Seniority: When layoffs are required, B4K believes that effectiveness as measured by the evaluation system should be the primary determinant of a teacher’s standing. This puts students’ interests first. After that, seniority should be considered. When transfers are sought, mutual consent of the teacher and principal should be required.If you've read the blog, you know the deal: as long as senior teachers make more than junior teachers, they will be targeted. This will lead to churn in the profession, which will cause it to stop being a "profession."
Aside from that: why are these people so obsessed with layoffs? One would think that, if they care so very much about the munchkins, they would be fighting tooth and nail against layoffs. Yet they blithely accept that more and more layoffs are in the future of our schools. Why?
Oh, yeah: that...
Wait a minute: where are the calls for vouchers? What about charter schools? Isn't that a big part of what B4K and SF want? Why isn't that here? Maybe these guys are realizing the public isn't buying it.
I actually take this op-ed as a positive sign. After hammering teachers, their unions, and public schools, these guys have figured out that the act is getting stale. Folks aren't buying the snake oil they're pitching anymore. So they're shifting with the winds that are blowing back against the corporate reformers.
See, if they can go back to their funders with something - anything! - that says "we won!" they'll be nice and secure in their reformy, think-tanky jobs:

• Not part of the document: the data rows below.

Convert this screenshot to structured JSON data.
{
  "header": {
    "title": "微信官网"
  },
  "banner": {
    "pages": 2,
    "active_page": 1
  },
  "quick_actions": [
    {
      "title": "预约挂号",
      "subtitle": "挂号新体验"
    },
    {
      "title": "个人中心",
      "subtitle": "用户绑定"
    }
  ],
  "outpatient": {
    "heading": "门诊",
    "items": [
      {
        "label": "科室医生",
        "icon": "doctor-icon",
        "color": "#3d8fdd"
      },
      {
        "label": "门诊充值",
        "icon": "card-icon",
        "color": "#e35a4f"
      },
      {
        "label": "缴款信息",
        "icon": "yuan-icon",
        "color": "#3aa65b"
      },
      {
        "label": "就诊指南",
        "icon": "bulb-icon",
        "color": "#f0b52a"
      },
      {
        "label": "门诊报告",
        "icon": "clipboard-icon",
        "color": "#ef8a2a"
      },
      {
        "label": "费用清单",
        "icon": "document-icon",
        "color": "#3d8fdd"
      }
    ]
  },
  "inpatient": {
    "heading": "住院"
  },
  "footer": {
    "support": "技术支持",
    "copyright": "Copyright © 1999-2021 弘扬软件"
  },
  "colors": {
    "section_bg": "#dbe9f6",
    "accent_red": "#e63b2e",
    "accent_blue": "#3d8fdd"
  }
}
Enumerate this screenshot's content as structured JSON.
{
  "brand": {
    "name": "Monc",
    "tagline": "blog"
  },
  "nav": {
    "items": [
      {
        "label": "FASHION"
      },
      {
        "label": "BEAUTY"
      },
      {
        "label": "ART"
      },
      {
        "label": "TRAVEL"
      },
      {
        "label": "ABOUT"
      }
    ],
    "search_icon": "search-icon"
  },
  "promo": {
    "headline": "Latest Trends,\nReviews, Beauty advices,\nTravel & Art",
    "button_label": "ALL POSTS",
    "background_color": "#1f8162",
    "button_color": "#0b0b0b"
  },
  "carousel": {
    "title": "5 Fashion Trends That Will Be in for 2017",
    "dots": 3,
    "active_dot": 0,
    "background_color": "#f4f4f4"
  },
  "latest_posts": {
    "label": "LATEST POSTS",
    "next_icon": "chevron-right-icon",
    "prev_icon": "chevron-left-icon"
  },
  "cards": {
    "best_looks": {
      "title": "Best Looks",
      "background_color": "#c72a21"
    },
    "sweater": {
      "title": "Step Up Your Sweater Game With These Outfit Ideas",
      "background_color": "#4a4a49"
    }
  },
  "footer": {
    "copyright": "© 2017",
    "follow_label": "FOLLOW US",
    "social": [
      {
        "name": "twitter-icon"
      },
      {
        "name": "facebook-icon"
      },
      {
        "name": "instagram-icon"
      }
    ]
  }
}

So look for more "compromise" coming soon. But do yourself a favor: don't believe it for one second.